Well here’s my beeyard after the malathion.

First impression:

  • bee flight almost absent
  • no massive piles of dead bees
  • ****** horses!


Not many dead bees. Not many flying ones either.

There was lots of alfalfa blooming. But few bees were flying. Hive inspections revealed most of the damage had been done to foraging bees away from the hives.

  • Two hives appeared relatively unscathed. They had average bee populations and were actively storing nectar
  • Two hives had lost most of their foraging bees but suffered only minor bee loss at the hive. They will recover in shape to survive the winter
  • Three hives lost all of their field force and suffered significant bee loss at the hive. They are still tending brood. But will not be in good enough shape to over winter
  • Three hives are goners. They have no field force. Only a few frames of bees. They’re not rearing brood . And they can’t take care of any brood reared before the spray
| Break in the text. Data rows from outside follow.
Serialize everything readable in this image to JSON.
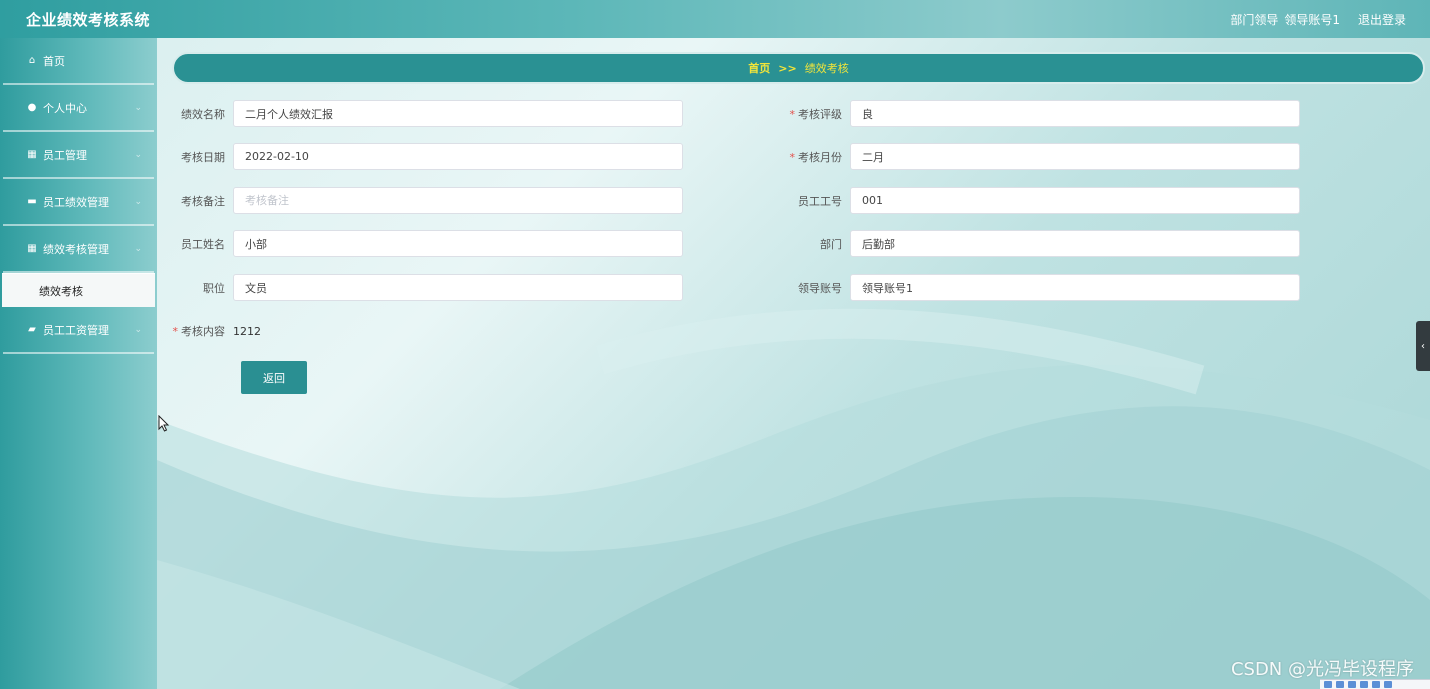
{
  "app": {
    "title": "企业绩效考核系统"
  },
  "header": {
    "role": "部门领导",
    "account": "领导账号1",
    "logout": "退出登录"
  },
  "sidebar": {
    "items": [
      {
        "label": "首页",
        "icon": "home-icon"
      },
      {
        "label": "个人中心",
        "icon": "user-icon"
      },
      {
        "label": "员工管理",
        "icon": "grid-icon"
      },
      {
        "label": "员工绩效管理",
        "icon": "chat-icon"
      },
      {
        "label": "绩效考核管理",
        "icon": "grid-icon"
      },
      {
        "label": "员工工资管理",
        "icon": "wallet-icon"
      }
    ],
    "subitem": {
      "label": "绩效考核"
    }
  },
  "breadcrumb": {
    "home": "首页",
    "sep": ">>",
    "current": "绩效考核"
  },
  "form": {
    "performance_name": {
      "label": "绩效名称",
      "value": "二月个人绩效汇报"
    },
    "rating": {
      "label": "考核评级",
      "value": "良"
    },
    "date": {
      "label": "考核日期",
      "value": "2022-02-10"
    },
    "month": {
      "label": "考核月份",
      "value": "二月"
    },
    "remark": {
      "label": "考核备注",
      "placeholder": "考核备注"
    },
    "employee_id": {
      "label": "员工工号",
      "value": "001"
    },
    "employee_name": {
      "label": "员工姓名",
      "value": "小部"
    },
    "department": {
      "label": "部门",
      "value": "后勤部"
    },
    "position": {
      "label": "职位",
      "value": "文员"
    },
    "leader_account": {
      "label": "领导账号",
      "value": "领导账号1"
    },
    "content": {
      "label": "考核内容",
      "value": "1212"
    },
    "required_mark": "*"
  },
  "buttons": {
    "back": "返回"
  },
  "watermark": "CSDN @光冯毕设程序",
  "colors": {
    "primary": "#2a9193",
    "breadcrumb_text": "#f2e53a",
    "required": "#e4504b"
  }
}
HeEEeee. That’s horse talk for new wood and paint. Good eating!

This equipment was brand new and now look at it.

Horses got into them. Chewed them up. And knocked them about. I’ve kept bees around horses for 40 years and never seen this kind of horse problem.

This season, I’d replaced my ‘normal’ mongrel bees with some gentle one’s from Zia and Koehnen. These bees are a joy to work. But there’s something to be said for running mongrel bees. One encounter with them and most horses would have an experience to remember. No more problem.

But with gentle bees and most of the field force done in by the spray job, these hives didn’t put up much of a defense. They just hunkered down. I suspect that for a bored, but neurotic horse with some diet deficiency, it was easy pickings. Or should I say chewing. And spiced up with a little Malathion, what more could any horse want? 🙂


Not as bad as I’d thought. Not as good as I’d hoped. And a little bit of surprise tossed in as a bonus. Out of ten hives, here’s the results:

  • Four hives have survived with enough bee population to make it. Six did not
  • Two hives will need minor supplemental feeding to over winter
  • Two  hives will need maximum supplemental feeding to overwinter
  • The yard will need to be horse proofed or moved for any hives to survive the winter

I’ll probably take the six non-surviving colonies, combine them, and overwintering them, as nucs, in duplex hives. They will take a maximum amount of care. And need an ideal winter location. But next year has got to be better than this one.